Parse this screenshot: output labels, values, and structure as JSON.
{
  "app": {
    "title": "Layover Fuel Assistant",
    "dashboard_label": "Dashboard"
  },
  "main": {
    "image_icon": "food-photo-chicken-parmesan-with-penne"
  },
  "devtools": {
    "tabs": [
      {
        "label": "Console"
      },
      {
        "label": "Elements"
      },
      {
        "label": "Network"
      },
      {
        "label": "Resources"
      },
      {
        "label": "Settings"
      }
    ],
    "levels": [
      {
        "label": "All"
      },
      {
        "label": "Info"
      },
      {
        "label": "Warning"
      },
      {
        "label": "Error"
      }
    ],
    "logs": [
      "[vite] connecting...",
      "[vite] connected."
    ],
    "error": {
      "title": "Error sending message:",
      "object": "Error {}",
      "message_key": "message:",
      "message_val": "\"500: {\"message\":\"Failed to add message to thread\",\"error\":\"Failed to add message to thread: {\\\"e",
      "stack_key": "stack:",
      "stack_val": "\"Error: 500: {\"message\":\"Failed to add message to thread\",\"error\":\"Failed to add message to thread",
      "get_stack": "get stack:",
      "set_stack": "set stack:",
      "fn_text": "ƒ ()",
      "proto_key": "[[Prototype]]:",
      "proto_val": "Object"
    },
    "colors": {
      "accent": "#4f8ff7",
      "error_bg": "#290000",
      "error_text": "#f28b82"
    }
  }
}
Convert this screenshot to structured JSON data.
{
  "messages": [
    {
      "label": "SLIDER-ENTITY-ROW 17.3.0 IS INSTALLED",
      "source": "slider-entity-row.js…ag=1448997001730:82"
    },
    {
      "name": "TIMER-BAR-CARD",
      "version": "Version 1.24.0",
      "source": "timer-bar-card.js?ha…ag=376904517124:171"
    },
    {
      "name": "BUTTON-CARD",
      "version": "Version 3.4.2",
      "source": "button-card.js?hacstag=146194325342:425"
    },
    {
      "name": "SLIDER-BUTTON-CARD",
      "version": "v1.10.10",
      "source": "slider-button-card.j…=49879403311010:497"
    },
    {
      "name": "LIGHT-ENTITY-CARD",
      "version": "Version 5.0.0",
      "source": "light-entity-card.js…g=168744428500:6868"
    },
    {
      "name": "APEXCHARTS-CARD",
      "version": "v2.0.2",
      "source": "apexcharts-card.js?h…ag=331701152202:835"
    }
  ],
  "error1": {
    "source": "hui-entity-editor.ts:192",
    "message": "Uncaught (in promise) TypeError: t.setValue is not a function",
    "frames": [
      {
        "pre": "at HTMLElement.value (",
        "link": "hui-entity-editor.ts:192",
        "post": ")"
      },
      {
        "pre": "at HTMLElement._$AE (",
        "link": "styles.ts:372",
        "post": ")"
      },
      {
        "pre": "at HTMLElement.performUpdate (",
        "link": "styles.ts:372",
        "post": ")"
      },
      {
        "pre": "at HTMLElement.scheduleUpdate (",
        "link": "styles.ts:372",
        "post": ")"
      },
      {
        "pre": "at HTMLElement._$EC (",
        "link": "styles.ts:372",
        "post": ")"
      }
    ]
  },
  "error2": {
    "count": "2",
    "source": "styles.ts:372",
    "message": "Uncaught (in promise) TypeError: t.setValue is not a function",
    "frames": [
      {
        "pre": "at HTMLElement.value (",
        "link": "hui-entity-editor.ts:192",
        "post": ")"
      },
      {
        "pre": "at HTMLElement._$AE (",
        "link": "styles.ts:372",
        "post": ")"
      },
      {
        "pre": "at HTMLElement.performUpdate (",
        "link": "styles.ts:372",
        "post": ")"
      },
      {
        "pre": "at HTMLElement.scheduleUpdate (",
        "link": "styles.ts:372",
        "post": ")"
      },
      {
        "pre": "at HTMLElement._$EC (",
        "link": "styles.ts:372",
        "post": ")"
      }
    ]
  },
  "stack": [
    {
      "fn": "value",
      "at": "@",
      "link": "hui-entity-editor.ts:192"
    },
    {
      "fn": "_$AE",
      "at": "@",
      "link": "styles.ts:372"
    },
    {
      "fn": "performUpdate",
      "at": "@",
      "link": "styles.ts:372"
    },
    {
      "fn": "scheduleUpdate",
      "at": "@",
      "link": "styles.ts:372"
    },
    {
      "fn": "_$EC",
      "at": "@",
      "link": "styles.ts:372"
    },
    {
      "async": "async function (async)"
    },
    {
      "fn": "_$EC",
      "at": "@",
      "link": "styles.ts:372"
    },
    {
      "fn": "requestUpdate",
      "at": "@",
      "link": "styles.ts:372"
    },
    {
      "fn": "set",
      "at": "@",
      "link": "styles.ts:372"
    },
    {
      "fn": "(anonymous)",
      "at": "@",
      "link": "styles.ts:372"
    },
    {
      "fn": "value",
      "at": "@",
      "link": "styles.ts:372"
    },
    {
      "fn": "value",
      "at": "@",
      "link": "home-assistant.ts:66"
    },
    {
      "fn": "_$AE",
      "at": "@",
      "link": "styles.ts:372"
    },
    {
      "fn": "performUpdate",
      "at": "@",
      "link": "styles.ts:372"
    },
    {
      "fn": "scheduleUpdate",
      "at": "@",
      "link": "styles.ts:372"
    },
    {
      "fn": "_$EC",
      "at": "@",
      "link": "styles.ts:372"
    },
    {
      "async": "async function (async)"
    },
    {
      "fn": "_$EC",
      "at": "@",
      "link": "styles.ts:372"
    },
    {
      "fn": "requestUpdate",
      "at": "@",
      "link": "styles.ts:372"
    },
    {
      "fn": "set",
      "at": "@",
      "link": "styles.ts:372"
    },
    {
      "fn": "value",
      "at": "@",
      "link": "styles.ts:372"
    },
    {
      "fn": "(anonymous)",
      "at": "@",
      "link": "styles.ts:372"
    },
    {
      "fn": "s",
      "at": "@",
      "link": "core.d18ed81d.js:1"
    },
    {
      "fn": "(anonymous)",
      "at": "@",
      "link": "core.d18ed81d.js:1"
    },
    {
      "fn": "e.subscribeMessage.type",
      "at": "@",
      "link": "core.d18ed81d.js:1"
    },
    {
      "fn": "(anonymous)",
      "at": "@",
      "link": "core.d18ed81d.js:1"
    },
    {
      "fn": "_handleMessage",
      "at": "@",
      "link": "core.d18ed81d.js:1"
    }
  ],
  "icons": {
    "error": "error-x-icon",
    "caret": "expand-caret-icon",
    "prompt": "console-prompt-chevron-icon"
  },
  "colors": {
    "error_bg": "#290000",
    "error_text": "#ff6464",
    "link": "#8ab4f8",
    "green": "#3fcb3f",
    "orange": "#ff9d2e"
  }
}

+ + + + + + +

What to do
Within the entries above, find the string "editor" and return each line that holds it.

Answer to the problem
    "source": "hui-entity-editor.ts:192",
        "link": "hui-entity-editor.ts:192",
        "link": "hui-entity-editor.ts:192",
      "link": "hui-entity-editor.ts:192"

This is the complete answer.